After the Auditorium was built it would become a defining symbol for the university. The building is one of the most iconic on campus and is instantly recognizable just by looking at it, and marked the pinpoint when a relatively small teachers college became a fully-fledged university. Most promotional brochures given or sent to prospective students for decades included some image of the auditorium. Gammage also centrally figured into campus life. Wright once said to Gammage, “I’ll build you a building that will be a gateway to your University. It will be a gateway to your intellectual level. It will introduce what you stand for….It will make your university.” During a tour of the prospective spot for the Auditorium Wright said, “...I believe this is the site. The structure should be circular in design-yes, and with outstretched arms, saying ‘Welcome to Arizona.’ Wright imagined the auditorium as a gateway to Arizona State’s campus, as he would plan the Baghdad Opera House as a stately preface to the new Baghdad University.” At a dinner party that took place during Wright’s visit to the prospective location of the auditorium, it is accounted that,
“After dinner, Mr Wright banged on the table and said: “I feel the need to say something. I believe it’s time that ASU grow up and be like a university. You are missing the one thing that would tie a university together. That is an auditorium or concert hall...I will build the building for you. I already have the plans drawn and they won’t cost you a cent.”

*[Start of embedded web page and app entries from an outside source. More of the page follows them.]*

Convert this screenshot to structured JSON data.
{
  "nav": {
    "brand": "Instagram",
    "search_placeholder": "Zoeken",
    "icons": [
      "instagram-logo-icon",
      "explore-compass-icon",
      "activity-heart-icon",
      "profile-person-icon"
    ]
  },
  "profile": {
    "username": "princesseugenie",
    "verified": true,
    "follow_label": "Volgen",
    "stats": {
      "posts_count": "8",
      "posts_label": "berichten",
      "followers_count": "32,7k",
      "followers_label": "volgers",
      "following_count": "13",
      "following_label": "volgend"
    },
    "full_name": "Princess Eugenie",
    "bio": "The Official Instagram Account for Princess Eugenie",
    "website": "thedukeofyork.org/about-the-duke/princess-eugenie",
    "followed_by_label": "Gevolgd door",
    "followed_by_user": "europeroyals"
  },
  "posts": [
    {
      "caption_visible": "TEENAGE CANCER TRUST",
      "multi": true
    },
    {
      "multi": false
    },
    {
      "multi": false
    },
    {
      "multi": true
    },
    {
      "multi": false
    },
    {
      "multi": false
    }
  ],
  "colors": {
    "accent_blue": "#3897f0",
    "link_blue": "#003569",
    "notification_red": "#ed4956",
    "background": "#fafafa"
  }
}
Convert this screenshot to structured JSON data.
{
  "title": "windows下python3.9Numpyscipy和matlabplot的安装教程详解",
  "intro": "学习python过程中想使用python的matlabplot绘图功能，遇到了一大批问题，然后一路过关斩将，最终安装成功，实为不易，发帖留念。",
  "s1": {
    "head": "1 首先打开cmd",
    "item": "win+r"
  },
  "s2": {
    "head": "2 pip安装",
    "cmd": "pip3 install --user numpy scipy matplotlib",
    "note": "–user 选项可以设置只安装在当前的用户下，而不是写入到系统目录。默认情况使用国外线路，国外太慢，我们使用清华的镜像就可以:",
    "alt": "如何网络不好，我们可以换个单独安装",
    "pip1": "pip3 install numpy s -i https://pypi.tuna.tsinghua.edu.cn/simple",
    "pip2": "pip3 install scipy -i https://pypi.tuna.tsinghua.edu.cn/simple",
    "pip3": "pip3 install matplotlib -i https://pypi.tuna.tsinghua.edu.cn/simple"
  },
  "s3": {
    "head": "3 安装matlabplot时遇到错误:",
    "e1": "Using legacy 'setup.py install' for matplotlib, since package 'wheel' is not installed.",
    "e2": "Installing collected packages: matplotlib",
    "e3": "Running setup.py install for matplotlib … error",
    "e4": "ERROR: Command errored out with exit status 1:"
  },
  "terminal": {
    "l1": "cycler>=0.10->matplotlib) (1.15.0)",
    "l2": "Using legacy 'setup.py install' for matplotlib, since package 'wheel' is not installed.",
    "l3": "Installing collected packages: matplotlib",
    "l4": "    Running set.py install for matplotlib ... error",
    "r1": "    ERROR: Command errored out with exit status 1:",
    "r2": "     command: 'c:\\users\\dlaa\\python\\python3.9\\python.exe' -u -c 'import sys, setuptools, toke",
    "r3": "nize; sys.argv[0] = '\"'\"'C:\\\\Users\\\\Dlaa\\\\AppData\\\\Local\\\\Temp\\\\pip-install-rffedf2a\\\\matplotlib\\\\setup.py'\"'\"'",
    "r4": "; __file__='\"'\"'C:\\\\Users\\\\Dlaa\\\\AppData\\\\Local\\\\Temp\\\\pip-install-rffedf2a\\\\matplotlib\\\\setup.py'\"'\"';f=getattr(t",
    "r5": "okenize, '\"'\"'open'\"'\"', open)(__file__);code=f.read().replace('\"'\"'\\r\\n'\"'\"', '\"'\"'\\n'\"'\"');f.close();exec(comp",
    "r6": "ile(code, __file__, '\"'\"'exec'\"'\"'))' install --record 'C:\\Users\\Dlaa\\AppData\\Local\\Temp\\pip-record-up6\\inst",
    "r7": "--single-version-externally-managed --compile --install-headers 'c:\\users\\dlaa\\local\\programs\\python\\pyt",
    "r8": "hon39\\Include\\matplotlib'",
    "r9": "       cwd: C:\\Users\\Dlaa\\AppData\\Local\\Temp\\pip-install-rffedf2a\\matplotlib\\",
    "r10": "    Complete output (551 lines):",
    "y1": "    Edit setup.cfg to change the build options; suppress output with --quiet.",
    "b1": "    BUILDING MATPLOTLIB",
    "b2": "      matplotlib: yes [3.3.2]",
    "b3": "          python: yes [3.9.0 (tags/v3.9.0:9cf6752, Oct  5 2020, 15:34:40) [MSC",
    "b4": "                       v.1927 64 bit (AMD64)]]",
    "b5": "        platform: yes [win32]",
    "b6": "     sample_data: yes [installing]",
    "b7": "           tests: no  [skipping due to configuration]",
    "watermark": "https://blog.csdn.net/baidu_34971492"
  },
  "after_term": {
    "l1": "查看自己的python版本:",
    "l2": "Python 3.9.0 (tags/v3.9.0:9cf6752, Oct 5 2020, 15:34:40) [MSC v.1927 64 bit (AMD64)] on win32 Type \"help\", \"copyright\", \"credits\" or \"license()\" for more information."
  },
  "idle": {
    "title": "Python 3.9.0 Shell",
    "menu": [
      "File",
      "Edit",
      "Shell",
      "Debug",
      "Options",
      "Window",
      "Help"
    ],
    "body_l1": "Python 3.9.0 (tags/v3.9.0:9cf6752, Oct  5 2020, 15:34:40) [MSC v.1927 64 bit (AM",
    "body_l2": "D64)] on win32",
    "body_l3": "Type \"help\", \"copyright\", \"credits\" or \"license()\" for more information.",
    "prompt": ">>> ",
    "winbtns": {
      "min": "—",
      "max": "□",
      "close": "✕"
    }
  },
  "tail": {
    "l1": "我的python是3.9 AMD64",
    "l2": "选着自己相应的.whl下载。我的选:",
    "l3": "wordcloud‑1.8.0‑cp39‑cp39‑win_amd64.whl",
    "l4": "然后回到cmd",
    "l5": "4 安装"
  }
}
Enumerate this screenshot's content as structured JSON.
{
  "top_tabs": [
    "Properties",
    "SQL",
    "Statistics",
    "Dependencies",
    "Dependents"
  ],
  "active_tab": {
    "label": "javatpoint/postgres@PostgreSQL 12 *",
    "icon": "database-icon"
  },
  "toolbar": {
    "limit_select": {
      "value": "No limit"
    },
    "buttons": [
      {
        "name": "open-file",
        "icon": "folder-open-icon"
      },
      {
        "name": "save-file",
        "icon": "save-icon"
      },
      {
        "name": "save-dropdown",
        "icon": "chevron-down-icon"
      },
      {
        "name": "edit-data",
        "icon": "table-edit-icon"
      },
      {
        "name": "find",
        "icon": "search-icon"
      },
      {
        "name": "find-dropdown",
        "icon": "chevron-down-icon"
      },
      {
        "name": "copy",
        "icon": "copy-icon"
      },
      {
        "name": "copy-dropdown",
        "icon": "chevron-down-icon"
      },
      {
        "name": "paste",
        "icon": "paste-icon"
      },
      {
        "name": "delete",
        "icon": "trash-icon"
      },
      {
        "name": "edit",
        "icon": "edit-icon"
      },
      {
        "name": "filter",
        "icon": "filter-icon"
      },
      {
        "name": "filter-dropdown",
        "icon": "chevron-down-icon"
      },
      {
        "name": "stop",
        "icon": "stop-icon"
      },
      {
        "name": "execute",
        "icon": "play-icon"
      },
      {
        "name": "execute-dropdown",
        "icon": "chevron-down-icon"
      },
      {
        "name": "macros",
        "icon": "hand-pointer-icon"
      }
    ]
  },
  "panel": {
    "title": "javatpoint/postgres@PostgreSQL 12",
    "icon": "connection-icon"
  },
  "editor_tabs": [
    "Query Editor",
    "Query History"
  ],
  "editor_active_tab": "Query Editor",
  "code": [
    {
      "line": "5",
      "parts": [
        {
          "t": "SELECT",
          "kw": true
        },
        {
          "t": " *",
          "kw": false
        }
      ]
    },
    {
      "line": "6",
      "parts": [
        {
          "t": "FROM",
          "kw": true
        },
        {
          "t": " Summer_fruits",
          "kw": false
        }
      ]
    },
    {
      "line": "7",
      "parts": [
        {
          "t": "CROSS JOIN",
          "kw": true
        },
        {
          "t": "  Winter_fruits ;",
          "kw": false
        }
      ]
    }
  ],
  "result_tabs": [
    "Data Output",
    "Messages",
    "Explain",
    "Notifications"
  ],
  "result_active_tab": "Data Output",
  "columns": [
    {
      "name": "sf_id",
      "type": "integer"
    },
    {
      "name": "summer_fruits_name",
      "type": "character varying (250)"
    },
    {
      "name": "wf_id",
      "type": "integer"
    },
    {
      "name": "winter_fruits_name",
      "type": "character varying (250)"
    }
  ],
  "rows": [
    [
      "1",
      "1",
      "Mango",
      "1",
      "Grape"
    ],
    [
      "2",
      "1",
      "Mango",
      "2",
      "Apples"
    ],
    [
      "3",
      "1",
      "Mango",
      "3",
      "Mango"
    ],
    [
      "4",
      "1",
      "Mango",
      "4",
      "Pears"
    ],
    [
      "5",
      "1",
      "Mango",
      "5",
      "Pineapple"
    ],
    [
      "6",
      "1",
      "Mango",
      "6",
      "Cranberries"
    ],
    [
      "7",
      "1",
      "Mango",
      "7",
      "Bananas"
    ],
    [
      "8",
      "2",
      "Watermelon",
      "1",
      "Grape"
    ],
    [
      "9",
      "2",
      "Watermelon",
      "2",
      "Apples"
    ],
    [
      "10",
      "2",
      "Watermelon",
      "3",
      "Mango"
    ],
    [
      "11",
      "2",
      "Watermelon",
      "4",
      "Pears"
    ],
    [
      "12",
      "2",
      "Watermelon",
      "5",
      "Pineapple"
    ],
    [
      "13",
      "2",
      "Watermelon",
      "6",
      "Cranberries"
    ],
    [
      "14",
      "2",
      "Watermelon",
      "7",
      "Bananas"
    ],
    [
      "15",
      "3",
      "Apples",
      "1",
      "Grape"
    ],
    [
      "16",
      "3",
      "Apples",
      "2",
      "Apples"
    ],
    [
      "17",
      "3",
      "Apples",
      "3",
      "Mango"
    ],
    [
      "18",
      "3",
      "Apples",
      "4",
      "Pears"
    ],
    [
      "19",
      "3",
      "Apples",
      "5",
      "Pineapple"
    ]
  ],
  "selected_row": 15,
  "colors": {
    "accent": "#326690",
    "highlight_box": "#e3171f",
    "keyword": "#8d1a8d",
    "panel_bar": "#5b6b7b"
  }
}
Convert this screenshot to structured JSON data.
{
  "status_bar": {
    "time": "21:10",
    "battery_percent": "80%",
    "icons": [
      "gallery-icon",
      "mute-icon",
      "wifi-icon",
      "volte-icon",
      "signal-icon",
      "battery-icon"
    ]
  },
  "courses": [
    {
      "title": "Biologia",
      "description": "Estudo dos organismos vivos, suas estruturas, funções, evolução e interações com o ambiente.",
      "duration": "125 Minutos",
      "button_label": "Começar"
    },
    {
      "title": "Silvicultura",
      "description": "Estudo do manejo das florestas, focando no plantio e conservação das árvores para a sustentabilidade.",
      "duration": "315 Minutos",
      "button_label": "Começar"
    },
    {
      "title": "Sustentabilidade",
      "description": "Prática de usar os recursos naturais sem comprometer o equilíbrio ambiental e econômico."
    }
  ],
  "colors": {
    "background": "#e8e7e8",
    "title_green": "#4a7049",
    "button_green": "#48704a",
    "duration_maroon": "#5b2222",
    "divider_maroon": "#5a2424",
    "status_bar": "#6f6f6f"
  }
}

The Auditorium would also become a symbol of the community of Tempe and the central region of Arizona. Eventually, for example, the City of Tempe would include an image of the Auditorium on its seal . The Auditorium also became “the main facility for the performing arts in the Phoenix area, which then held half the state’s population and three-fourths of its building as the cultural center for the entire Southwest.” Slowly but surely the building became a regional symbol and became everything that Frank Lloyd Wright hoped the rejected Arizona State Capitol building never was. Even today, it remains an important symbol of the University; even if its import has diminished by continued campus expansion, a re-centering of the campus back toward its older center around Old Main, and the shifting transportation infrastructure away from the old federal highway system that traversed Apache Boulevard toward the Interstate Highway System.